While Southern Baptists continue to deny their high divorce rates, Ron Barrier, Spokesperson for American Atheists, declared of the Barna survey: "These findings confirm what I have been saying these last five years. Since Atheist ethics are of a higher caliber than religious morals, it stands to reason that our families would be dedicated more to each other than to some invisible monitor in the sky. With Atheism, women and men are equally responsible for a healthy marriage. There is no room in Atheist ethics for the type of 'submissive' nonsense preached by Baptists and other Christian and/or Jewish groups. Atheists reject, and rightly so, the primitive patriarchal attitudes so prevalent in many religions with respect to marriage."
Fast forward seven years, to the present. Baptist Press, the promotion arm of the Southern Baptist Convention, is now publishing about one story a day that deals with the topic of marriage. Southern Baptist leaders, in short, seem to be infatuated with their own "sins," condemning others for what their own are extremely guilty of. Or perhaps they are trying to be disingenuous, hopeful that their rhetoric will blind the world to the sins of Baptists.
Yet there is another dimension to the Southern Baptist marriage propaganda, as Southern Baptist leaders routinely seek to use government money and muscle to force others to do that of which their own are the worst offenders. For Southern Baptist leaders to claim that they are the champions and guardians of traditional marriage is like a fox claiming to be the champion and guardian of the hen house. But at least the fox doesn't solicit tax dollars to cover his dirty deeds.

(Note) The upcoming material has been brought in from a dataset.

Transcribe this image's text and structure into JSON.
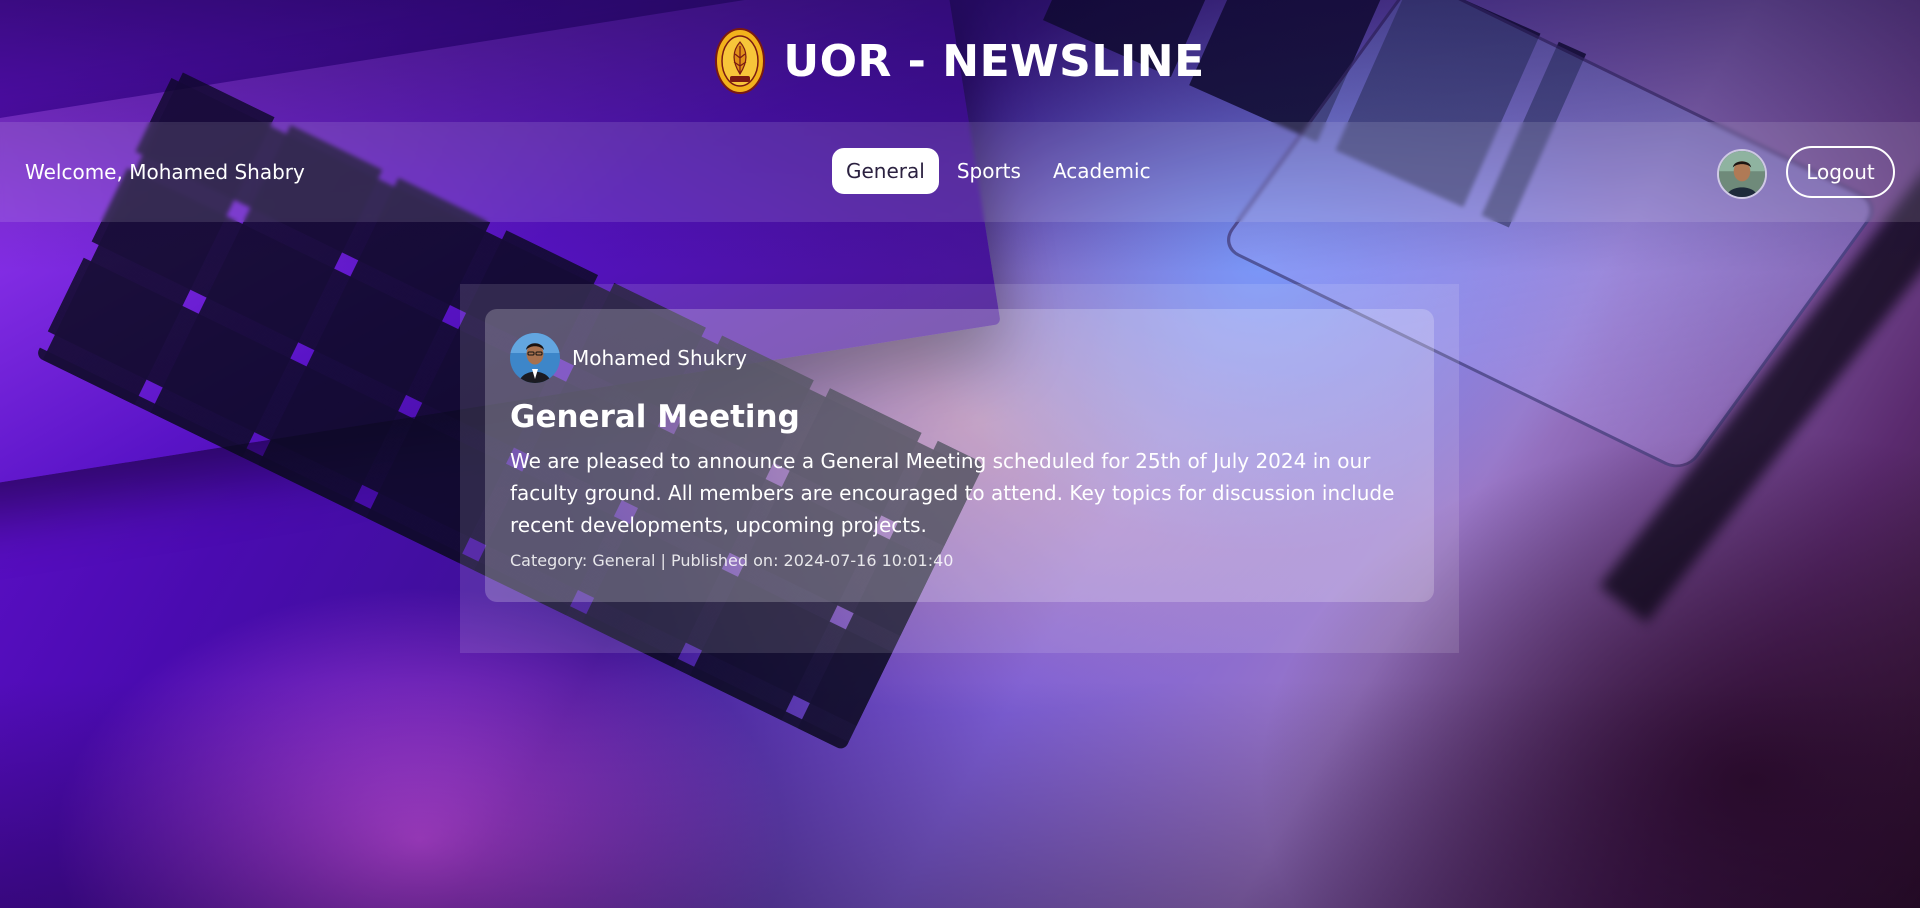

John Fife, a retired Presbyterian minister from Tucson, Arizona, suggests that the time has come to separate marriage from government by recognizing only civil unions, and leaving marriage to the church:
So how do we begin to clean up this marriage mess?

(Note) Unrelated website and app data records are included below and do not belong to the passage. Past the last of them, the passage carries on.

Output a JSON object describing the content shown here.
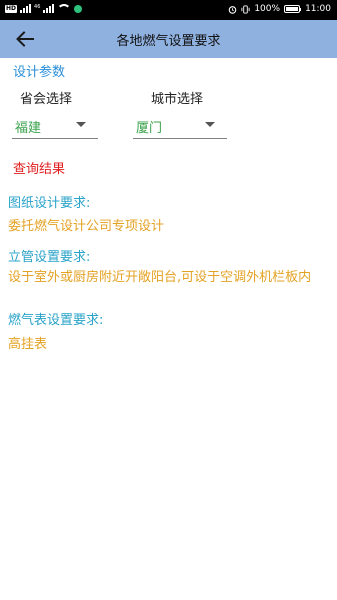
{
  "status_bar": {
    "left_chips": [
      "HD",
      "46"
    ],
    "battery": "100%",
    "time": "11:00",
    "icons": [
      "signal-icon",
      "wifi-icon",
      "app-dot-icon",
      "alarm-icon",
      "vibrate-icon",
      "battery-icon"
    ]
  },
  "toolbar": {
    "back_icon": "arrow-left-icon",
    "title": "各地燃气设置要求",
    "background": "#8fb1e0"
  },
  "design_params": {
    "label": "设计参数",
    "province": {
      "label": "省会选择",
      "selected": "福建"
    },
    "city": {
      "label": "城市选择",
      "selected": "厦门"
    }
  },
  "results": {
    "title": "查询结果",
    "items": [
      {
        "label": "图纸设计要求:",
        "value": "委托燃气设计公司专项设计"
      },
      {
        "label": "立管设置要求:",
        "value": "设于室外或厨房附近开敞阳台,可设于空调外机栏板内"
      },
      {
        "label": "燃气表设置要求:",
        "value": "高挂表"
      }
    ]
  },
  "colors": {
    "section": "#2a8fd8",
    "selected_value": "#3aa24a",
    "result_title": "#e01f1f",
    "req_label": "#2aa3c8",
    "req_value": "#e4a224"
  }
}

How about going back to a basic American value and tradition - the separation of church and state?
The state should confine its interest to the legal registration of couples in civil unions. Those couples would then avail themselves of all the legal rights and responsibilities that a registered civil union would provide.
The state could legislate certain qualifications for civil unions that are in the state's interest (no polygamy), but could not define marriage for the church and could not discriminate against any groups.
Marriage would become solely a matter of faith and the traditions of diverse religious communions.
Marriage vows would be restored to sacred vows before "God and these witnesses" within a community of faith interpreting its own sacred texts.
It seems that Fife is thinking more like a Baptist than many Baptists today.